Exercise details – When every entry has been read, print each one back exactly.

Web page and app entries
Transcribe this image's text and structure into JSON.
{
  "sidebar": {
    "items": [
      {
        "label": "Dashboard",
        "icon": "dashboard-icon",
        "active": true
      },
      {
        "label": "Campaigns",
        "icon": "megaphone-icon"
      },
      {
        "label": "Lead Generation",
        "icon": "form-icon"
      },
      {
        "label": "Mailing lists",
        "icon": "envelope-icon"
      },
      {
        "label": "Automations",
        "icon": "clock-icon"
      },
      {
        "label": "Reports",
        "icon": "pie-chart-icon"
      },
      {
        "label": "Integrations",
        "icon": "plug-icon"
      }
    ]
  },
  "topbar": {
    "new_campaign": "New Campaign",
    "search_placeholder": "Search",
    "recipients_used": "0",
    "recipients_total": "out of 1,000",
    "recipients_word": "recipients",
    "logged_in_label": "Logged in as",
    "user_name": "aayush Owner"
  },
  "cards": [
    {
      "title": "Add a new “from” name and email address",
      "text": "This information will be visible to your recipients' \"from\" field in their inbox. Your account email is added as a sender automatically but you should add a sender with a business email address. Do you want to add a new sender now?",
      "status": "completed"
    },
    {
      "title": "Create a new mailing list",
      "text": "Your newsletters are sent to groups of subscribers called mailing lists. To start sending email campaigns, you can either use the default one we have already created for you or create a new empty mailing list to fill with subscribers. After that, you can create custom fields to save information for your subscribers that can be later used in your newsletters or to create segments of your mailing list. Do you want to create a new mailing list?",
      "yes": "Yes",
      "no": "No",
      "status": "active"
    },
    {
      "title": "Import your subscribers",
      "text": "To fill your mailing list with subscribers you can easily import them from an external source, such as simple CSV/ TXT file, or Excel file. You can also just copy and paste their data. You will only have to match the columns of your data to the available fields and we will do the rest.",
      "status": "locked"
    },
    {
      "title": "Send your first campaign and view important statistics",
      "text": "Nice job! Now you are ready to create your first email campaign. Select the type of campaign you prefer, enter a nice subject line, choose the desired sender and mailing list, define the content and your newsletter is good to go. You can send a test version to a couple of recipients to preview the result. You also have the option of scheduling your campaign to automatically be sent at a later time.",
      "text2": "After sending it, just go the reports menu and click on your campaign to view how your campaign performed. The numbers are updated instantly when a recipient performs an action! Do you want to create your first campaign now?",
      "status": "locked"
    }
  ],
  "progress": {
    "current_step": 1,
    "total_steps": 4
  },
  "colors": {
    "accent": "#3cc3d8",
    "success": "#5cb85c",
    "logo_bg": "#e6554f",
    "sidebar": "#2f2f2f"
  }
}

Your solution –
Transcribe this image's text and structure into JSON.
{
  "sidebar": {
    "items": [
      {
        "label": "Dashboard",
        "icon": "dashboard-icon",
        "active": true
      },
      {
        "label": "Campaigns",
        "icon": "megaphone-icon"
      },
      {
        "label": "Lead Generation",
        "icon": "form-icon"
      },
      {
        "label": "Mailing lists",
        "icon": "envelope-icon"
      },
      {
        "label": "Automations",
        "icon": "clock-icon"
      },
      {
        "label": "Reports",
        "icon": "pie-chart-icon"
      },
      {
        "label": "Integrations",
        "icon": "plug-icon"
      }
    ]
  },
  "topbar": {
    "new_campaign": "New Campaign",
    "search_placeholder": "Search",
    "recipients_used": "0",
    "recipients_total": "out of 1,000",
    "recipients_word": "recipients",
    "logged_in_label": "Logged in as",
    "user_name": "aayush Owner"
  },
  "cards": [
    {
      "title": "Add a new “from” name and email address",
      "text": "This information will be visible to your recipients' \"from\" field in their inbox. Your account email is added as a sender automatically but you should add a sender with a business email address. Do you want to add a new sender now?",
      "status": "completed"
    },
    {
      "title": "Create a new mailing list",
      "text": "Your newsletters are sent to groups of subscribers called mailing lists. To start sending email campaigns, you can either use the default one we have already created for you or create a new empty mailing list to fill with subscribers. After that, you can create custom fields to save information for your subscribers that can be later used in your newsletters or to create segments of your mailing list. Do you want to create a new mailing list?",
      "yes": "Yes",
      "no": "No",
      "status": "active"
    },
    {
      "title": "Import your subscribers",
      "text": "To fill your mailing list with subscribers you can easily import them from an external source, such as simple CSV/ TXT file, or Excel file. You can also just copy and paste their data. You will only have to match the columns of your data to the available fields and we will do the rest.",
      "status": "locked"
    },
    {
      "title": "Send your first campaign and view important statistics",
      "text": "Nice job! Now you are ready to create your first email campaign. Select the type of campaign you prefer, enter a nice subject line, choose the desired sender and mailing list, define the content and your newsletter is good to go. You can send a test version to a couple of recipients to preview the result. You also have the option of scheduling your campaign to automatically be sent at a later time.",
      "text2": "After sending it, just go the reports menu and click on your campaign to view how your campaign performed. The numbers are updated instantly when a recipient performs an action! Do you want to create your first campaign now?",
      "status": "locked"
    }
  ],
  "progress": {
    "current_step": 1,
    "total_steps": 4
  },
  "colors": {
    "accent": "#3cc3d8",
    "success": "#5cb85c",
    "logo_bg": "#e6554f",
    "sidebar": "#2f2f2f"
  }
}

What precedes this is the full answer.